● WHAT THIS TASK INVOLVES: Print every entry exactly as it appears, but skip the pictures.
Segment Open
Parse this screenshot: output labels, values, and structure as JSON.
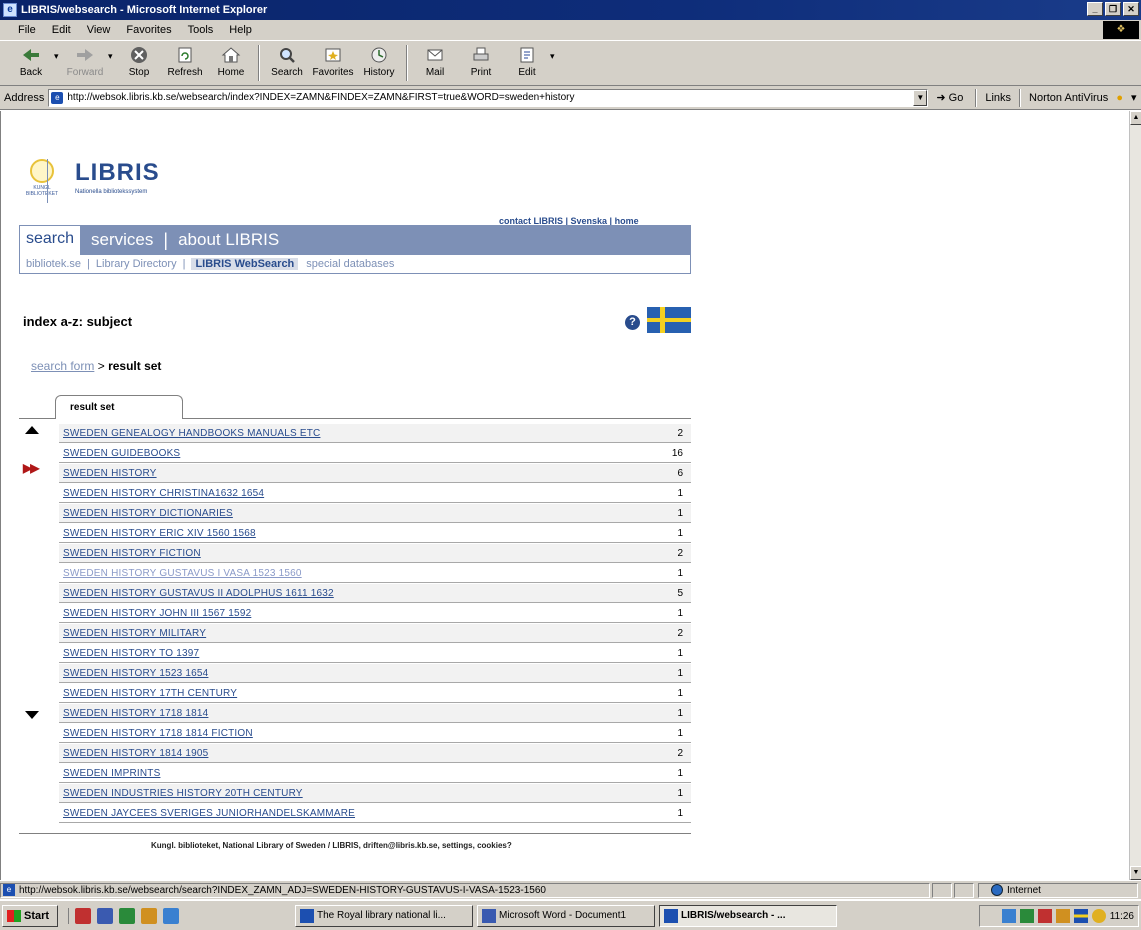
{
  "window": {
    "title": "LIBRIS/websearch - Microsoft Internet Explorer"
  },
  "menubar": {
    "items": [
      "File",
      "Edit",
      "View",
      "Favorites",
      "Tools",
      "Help"
    ]
  },
  "toolbar": {
    "back": "Back",
    "forward": "Forward",
    "stop": "Stop",
    "refresh": "Refresh",
    "home": "Home",
    "search": "Search",
    "favorites": "Favorites",
    "history": "History",
    "mail": "Mail",
    "print": "Print",
    "edit": "Edit"
  },
  "address": {
    "label": "Address",
    "url": "http://websok.libris.kb.se/websearch/index?INDEX=ZAMN&FINDEX=ZAMN&FIRST=true&WORD=sweden+history",
    "go": "Go",
    "links": "Links",
    "norton": "Norton AntiVirus"
  },
  "site": {
    "brand": "LIBRIS",
    "brand_sub": "Nationella bibliotekssystem",
    "top_links": "contact LIBRIS | Svenska | home",
    "nav": {
      "search": "search",
      "services": "services",
      "sep": "|",
      "about": "about LIBRIS"
    },
    "subnav": [
      "bibliotek.se",
      "Library Directory",
      "LIBRIS WebSearch",
      "special databases"
    ],
    "subnav_sep": "|",
    "heading": "index a-z: subject",
    "help": "?",
    "breadcrumb": {
      "link": "search form",
      "sep": ">",
      "current": "result set"
    },
    "tab": "result set"
  },
  "results": [
    {
      "term": "SWEDEN GENEALOGY HANDBOOKS MANUALS ETC",
      "count": "2"
    },
    {
      "term": "SWEDEN GUIDEBOOKS",
      "count": "16"
    },
    {
      "term": "SWEDEN HISTORY",
      "count": "6"
    },
    {
      "term": "SWEDEN HISTORY CHRISTINA1632 1654",
      "count": "1"
    },
    {
      "term": "SWEDEN HISTORY DICTIONARIES",
      "count": "1"
    },
    {
      "term": "SWEDEN HISTORY ERIC XIV 1560 1568",
      "count": "1"
    },
    {
      "term": "SWEDEN HISTORY FICTION",
      "count": "2"
    },
    {
      "term": "SWEDEN HISTORY GUSTAVUS I VASA 1523 1560",
      "count": "1"
    },
    {
      "term": "SWEDEN HISTORY GUSTAVUS II ADOLPHUS 1611 1632",
      "count": "5"
    },
    {
      "term": "SWEDEN HISTORY JOHN III 1567 1592",
      "count": "1"
    },
    {
      "term": "SWEDEN HISTORY MILITARY",
      "count": "2"
    },
    {
      "term": "SWEDEN HISTORY TO 1397",
      "count": "1"
    },
    {
      "term": "SWEDEN HISTORY 1523 1654",
      "count": "1"
    },
    {
      "term": "SWEDEN HISTORY 17TH CENTURY",
      "count": "1"
    },
    {
      "term": "SWEDEN HISTORY 1718 1814",
      "count": "1"
    },
    {
      "term": "SWEDEN HISTORY 1718 1814 FICTION",
      "count": "1"
    },
    {
      "term": "SWEDEN HISTORY 1814 1905",
      "count": "2"
    },
    {
      "term": "SWEDEN IMPRINTS",
      "count": "1"
    },
    {
      "term": "SWEDEN INDUSTRIES HISTORY 20TH CENTURY",
      "count": "1"
    },
    {
      "term": "SWEDEN JAYCEES SVERIGES JUNIORHANDELSKAMMARE",
      "count": "1"
    }
  ],
  "footer": "Kungl. biblioteket, National Library of Sweden / LIBRIS, driften@libris.kb.se, settings, cookies?",
  "statusbar": {
    "url": "http://websok.libris.kb.se/websearch/search?INDEX_ZAMN_ADJ=SWEDEN-HISTORY-GUSTAVUS-I-VASA-1523-1560",
    "zone": "Internet"
  },
  "taskbar": {
    "start": "Start",
    "tasks": [
      "The Royal library national li...",
      "Microsoft Word - Document1",
      "LIBRIS/websearch - ..."
    ],
    "clock": "11:26"
  }
}
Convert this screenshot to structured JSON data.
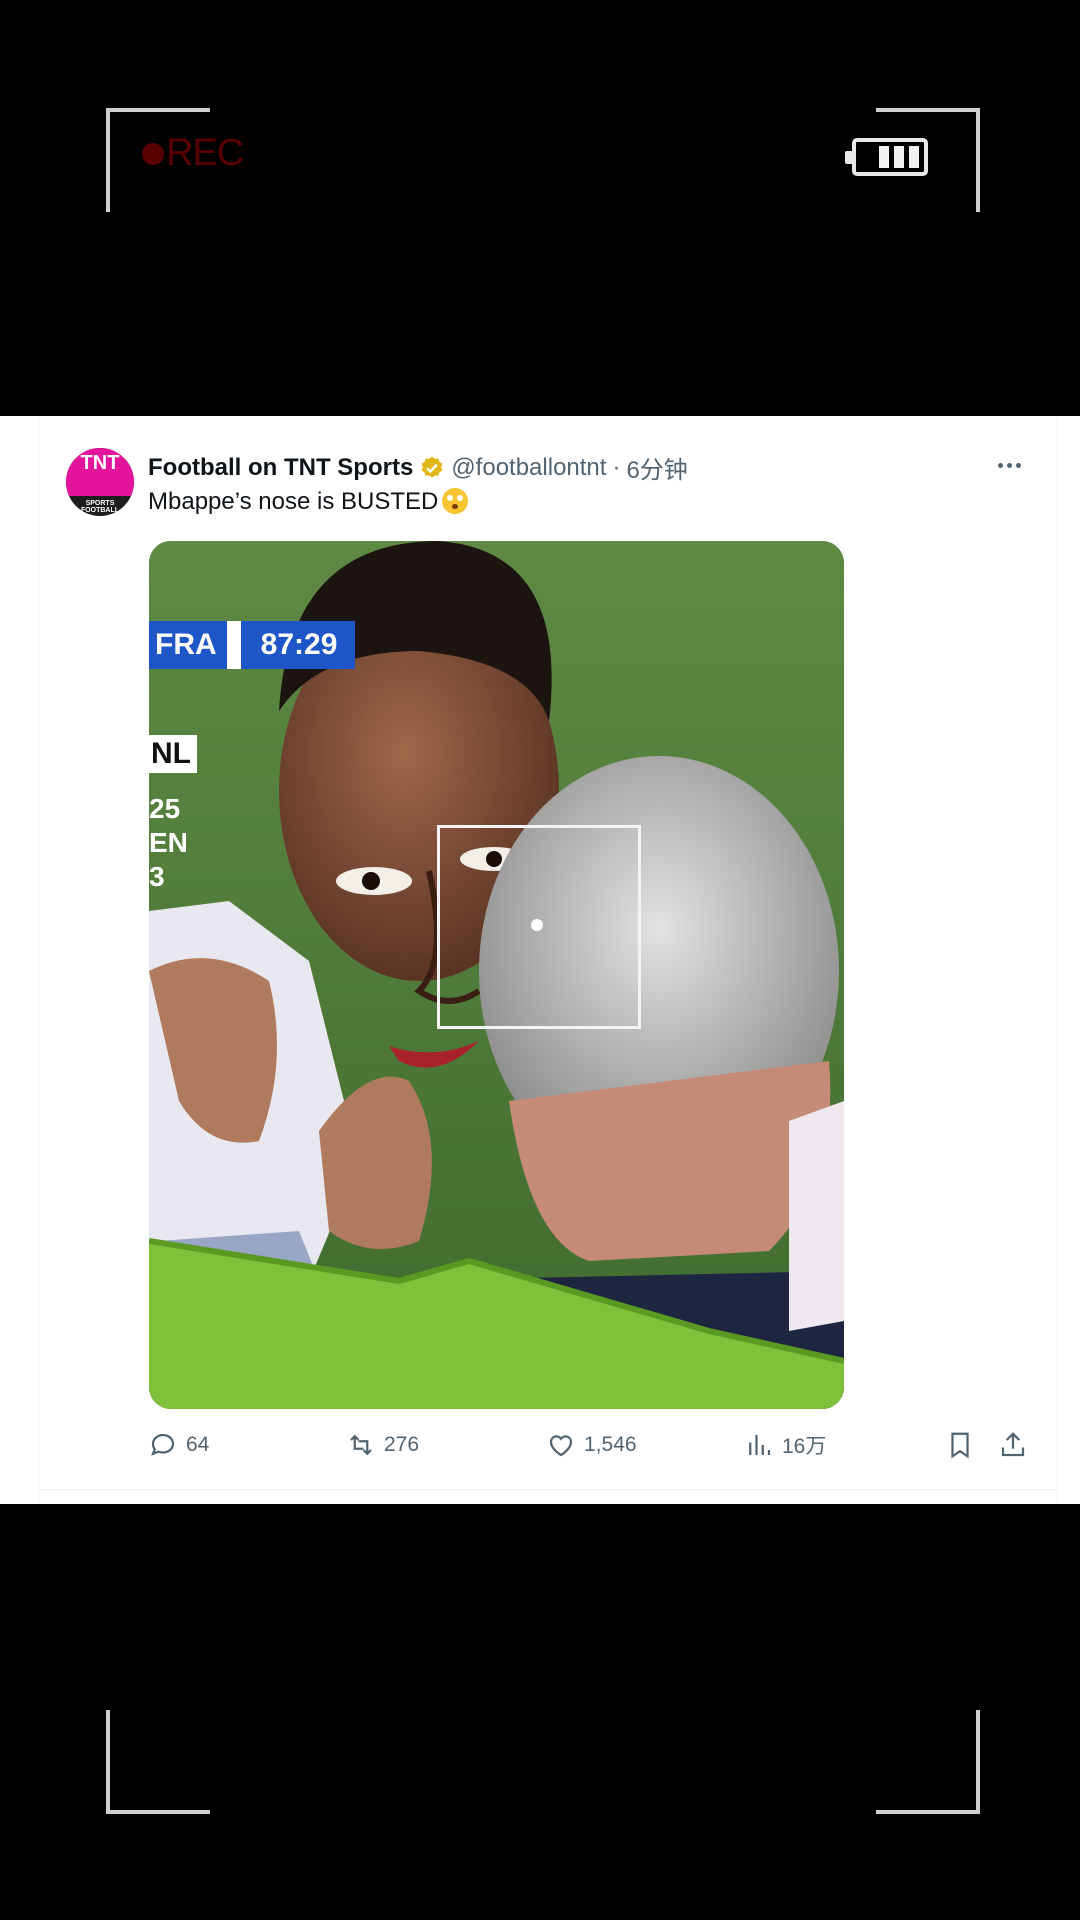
{
  "overlay": {
    "rec_label": "REC",
    "rec_color": "#5a0000",
    "battery_icon": "battery-icon"
  },
  "tweet": {
    "author_name": "Football on TNT Sports",
    "avatar_text": "TNT",
    "avatar_subtext": "SPORTS FOOTBALL",
    "handle": "@footballontnt",
    "separator": "·",
    "time": "6分钟",
    "text": "Mbappe’s nose is BUSTED",
    "emoji": "flushed-face-emoji",
    "media": {
      "scorebug_team": "FRA",
      "scorebug_time": "87:29",
      "side_label_1": "NL",
      "side_label_2": "25",
      "side_label_3": "EN",
      "side_label_4": "3"
    },
    "stats": {
      "replies": "64",
      "retweets": "276",
      "likes": "1,546",
      "views": "16万"
    }
  },
  "colors": {
    "brand_pink": "#e4149c",
    "verified_gold": "#e2b719",
    "muted_text": "#536471",
    "scorebug_blue": "#1e56c8"
  }
}
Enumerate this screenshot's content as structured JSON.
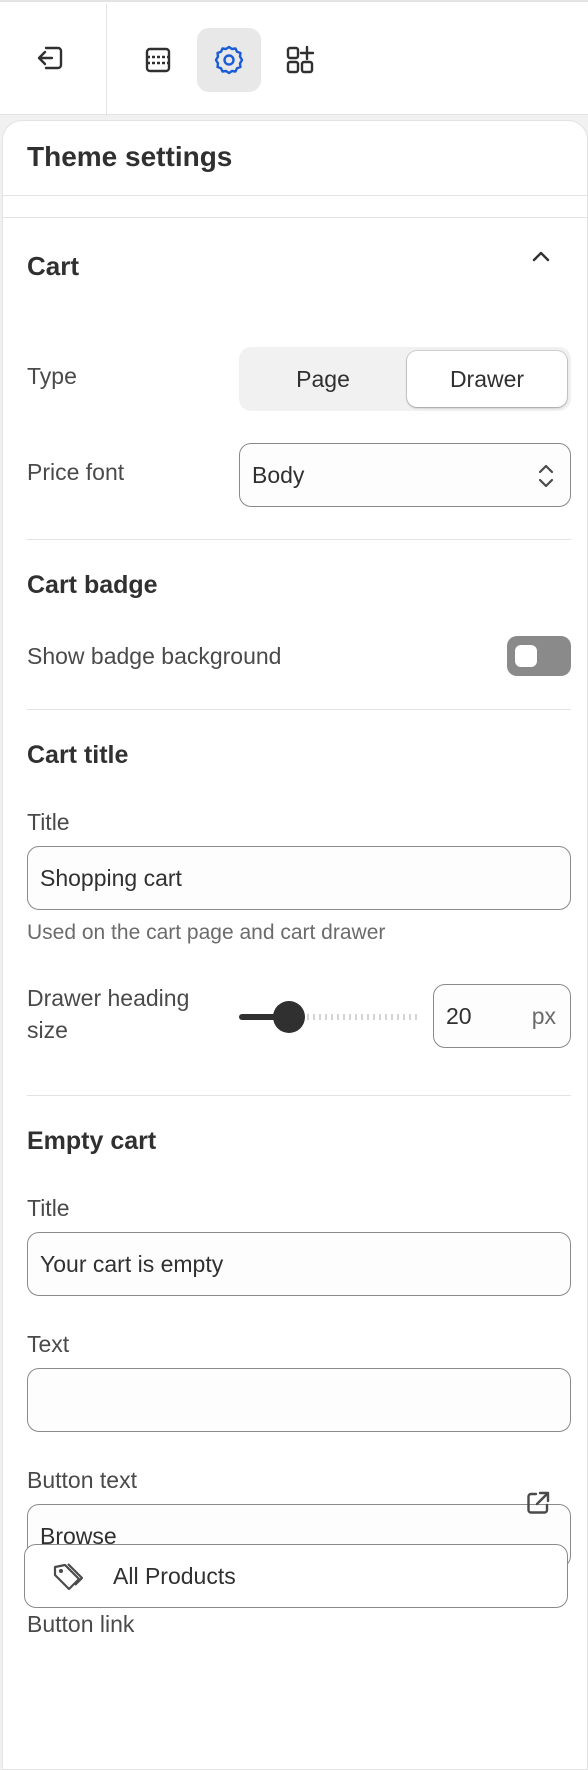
{
  "toolbar": {
    "exit_icon": "exit-icon",
    "sections_icon": "sections-icon",
    "settings_icon": "gear-icon",
    "apps_icon": "apps-add-icon",
    "accent": "#1a5bd6"
  },
  "panel": {
    "title": "Theme settings"
  },
  "cart": {
    "heading": "Cart",
    "type_label": "Type",
    "type_options": [
      "Page",
      "Drawer"
    ],
    "type_selected": "Drawer",
    "price_font_label": "Price font",
    "price_font_value": "Body"
  },
  "cart_badge": {
    "heading": "Cart badge",
    "show_bg_label": "Show badge background",
    "show_bg_on": false
  },
  "cart_title": {
    "heading": "Cart title",
    "title_label": "Title",
    "title_value": "Shopping cart",
    "help": "Used on the cart page and cart drawer",
    "drawer_heading_label_1": "Drawer heading",
    "drawer_heading_label_2": "size",
    "drawer_heading_size": "20",
    "unit": "px"
  },
  "empty_cart": {
    "heading": "Empty cart",
    "title_label": "Title",
    "title_value": "Your cart is empty",
    "text_label": "Text",
    "text_value": "",
    "button_text_label": "Button text",
    "button_text_value": "Browse",
    "button_link_label": "Button link",
    "button_link_value": "All Products"
  }
}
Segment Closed
● TASK RESULT:
Parse this screenshot: output labels, values, and structure as JSON.
{
  "window": {
    "title": "LIBRIS/websearch - Microsoft Internet Explorer"
  },
  "menubar": {
    "items": [
      "File",
      "Edit",
      "View",
      "Favorites",
      "Tools",
      "Help"
    ]
  },
  "toolbar": {
    "back": "Back",
    "forward": "Forward",
    "stop": "Stop",
    "refresh": "Refresh",
    "home": "Home",
    "search": "Search",
    "favorites": "Favorites",
    "history": "History",
    "mail": "Mail",
    "print": "Print",
    "edit": "Edit"
  },
  "address": {
    "label": "Address",
    "url": "http://websok.libris.kb.se/websearch/index?INDEX=ZAMN&FINDEX=ZAMN&FIRST=true&WORD=sweden+history",
    "go": "Go",
    "links": "Links",
    "norton": "Norton AntiVirus"
  },
  "site": {
    "brand": "LIBRIS",
    "brand_sub": "Nationella bibliotekssystem",
    "top_links": "contact LIBRIS | Svenska | home",
    "nav": {
      "search": "search",
      "services": "services",
      "sep": "|",
      "about": "about LIBRIS"
    },
    "subnav": [
      "bibliotek.se",
      "Library Directory",
      "LIBRIS WebSearch",
      "special databases"
    ],
    "subnav_sep": "|",
    "heading": "index a-z: subject",
    "help": "?",
    "breadcrumb": {
      "link": "search form",
      "sep": ">",
      "current": "result set"
    },
    "tab": "result set"
  },
  "results": [
    {
      "term": "SWEDEN GENEALOGY HANDBOOKS MANUALS ETC",
      "count": "2"
    },
    {
      "term": "SWEDEN GUIDEBOOKS",
      "count": "16"
    },
    {
      "term": "SWEDEN HISTORY",
      "count": "6"
    },
    {
      "term": "SWEDEN HISTORY CHRISTINA1632 1654",
      "count": "1"
    },
    {
      "term": "SWEDEN HISTORY DICTIONARIES",
      "count": "1"
    },
    {
      "term": "SWEDEN HISTORY ERIC XIV 1560 1568",
      "count": "1"
    },
    {
      "term": "SWEDEN HISTORY FICTION",
      "count": "2"
    },
    {
      "term": "SWEDEN HISTORY GUSTAVUS I VASA 1523 1560",
      "count": "1"
    },
    {
      "term": "SWEDEN HISTORY GUSTAVUS II ADOLPHUS 1611 1632",
      "count": "5"
    },
    {
      "term": "SWEDEN HISTORY JOHN III 1567 1592",
      "count": "1"
    },
    {
      "term": "SWEDEN HISTORY MILITARY",
      "count": "2"
    },
    {
      "term": "SWEDEN HISTORY TO 1397",
      "count": "1"
    },
    {
      "term": "SWEDEN HISTORY 1523 1654",
      "count": "1"
    },
    {
      "term": "SWEDEN HISTORY 17TH CENTURY",
      "count": "1"
    },
    {
      "term": "SWEDEN HISTORY 1718 1814",
      "count": "1"
    },
    {
      "term": "SWEDEN HISTORY 1718 1814 FICTION",
      "count": "1"
    },
    {
      "term": "SWEDEN HISTORY 1814 1905",
      "count": "2"
    },
    {
      "term": "SWEDEN IMPRINTS",
      "count": "1"
    },
    {
      "term": "SWEDEN INDUSTRIES HISTORY 20TH CENTURY",
      "count": "1"
    },
    {
      "term": "SWEDEN JAYCEES SVERIGES JUNIORHANDELSKAMMARE",
      "count": "1"
    }
  ],
  "footer": "Kungl. biblioteket, National Library of Sweden / LIBRIS, driften@libris.kb.se, settings, cookies?",
  "statusbar": {
    "url": "http://websok.libris.kb.se/websearch/search?INDEX_ZAMN_ADJ=SWEDEN-HISTORY-GUSTAVUS-I-VASA-1523-1560",
    "zone": "Internet"
  },
  "taskbar": {
    "start": "Start",
    "tasks": [
      "The Royal library national li...",
      "Microsoft Word - Document1",
      "LIBRIS/websearch - ..."
    ],
    "clock": "11:26"
  }
}
Convert this screenshot to structured JSON data.
{
  "overlay": {
    "rec_label": "REC",
    "rec_color": "#5a0000",
    "battery_icon": "battery-icon"
  },
  "tweet": {
    "author_name": "Football on TNT Sports",
    "avatar_text": "TNT",
    "avatar_subtext": "SPORTS FOOTBALL",
    "handle": "@footballontnt",
    "separator": "·",
    "time": "6分钟",
    "text": "Mbappe’s nose is BUSTED",
    "emoji": "flushed-face-emoji",
    "media": {
      "scorebug_team": "FRA",
      "scorebug_time": "87:29",
      "side_label_1": "NL",
      "side_label_2": "25",
      "side_label_3": "EN",
      "side_label_4": "3"
    },
    "stats": {
      "replies": "64",
      "retweets": "276",
      "likes": "1,546",
      "views": "16万"
    }
  },
  "colors": {
    "brand_pink": "#e4149c",
    "verified_gold": "#e2b719",
    "muted_text": "#536471",
    "scorebug_blue": "#1e56c8"
  }
}
Enumerate this screenshot's content as structured JSON.
{
  "toolbar": {
    "exit_icon": "exit-icon",
    "sections_icon": "sections-icon",
    "settings_icon": "gear-icon",
    "apps_icon": "apps-add-icon",
    "accent": "#1a5bd6"
  },
  "panel": {
    "title": "Theme settings"
  },
  "cart": {
    "heading": "Cart",
    "type_label": "Type",
    "type_options": [
      "Page",
      "Drawer"
    ],
    "type_selected": "Drawer",
    "price_font_label": "Price font",
    "price_font_value": "Body"
  },
  "cart_badge": {
    "heading": "Cart badge",
    "show_bg_label": "Show badge background",
    "show_bg_on": false
  },
  "cart_title": {
    "heading": "Cart title",
    "title_label": "Title",
    "title_value": "Shopping cart",
    "help": "Used on the cart page and cart drawer",
    "drawer_heading_label_1": "Drawer heading",
    "drawer_heading_label_2": "size",
    "drawer_heading_size": "20",
    "unit": "px"
  },
  "empty_cart": {
    "heading": "Empty cart",
    "title_label": "Title",
    "title_value": "Your cart is empty",
    "text_label": "Text",
    "text_value": "",
    "button_text_label": "Button text",
    "button_text_value": "Browse",
    "button_link_label": "Button link",
    "button_link_value": "All Products"
  }
}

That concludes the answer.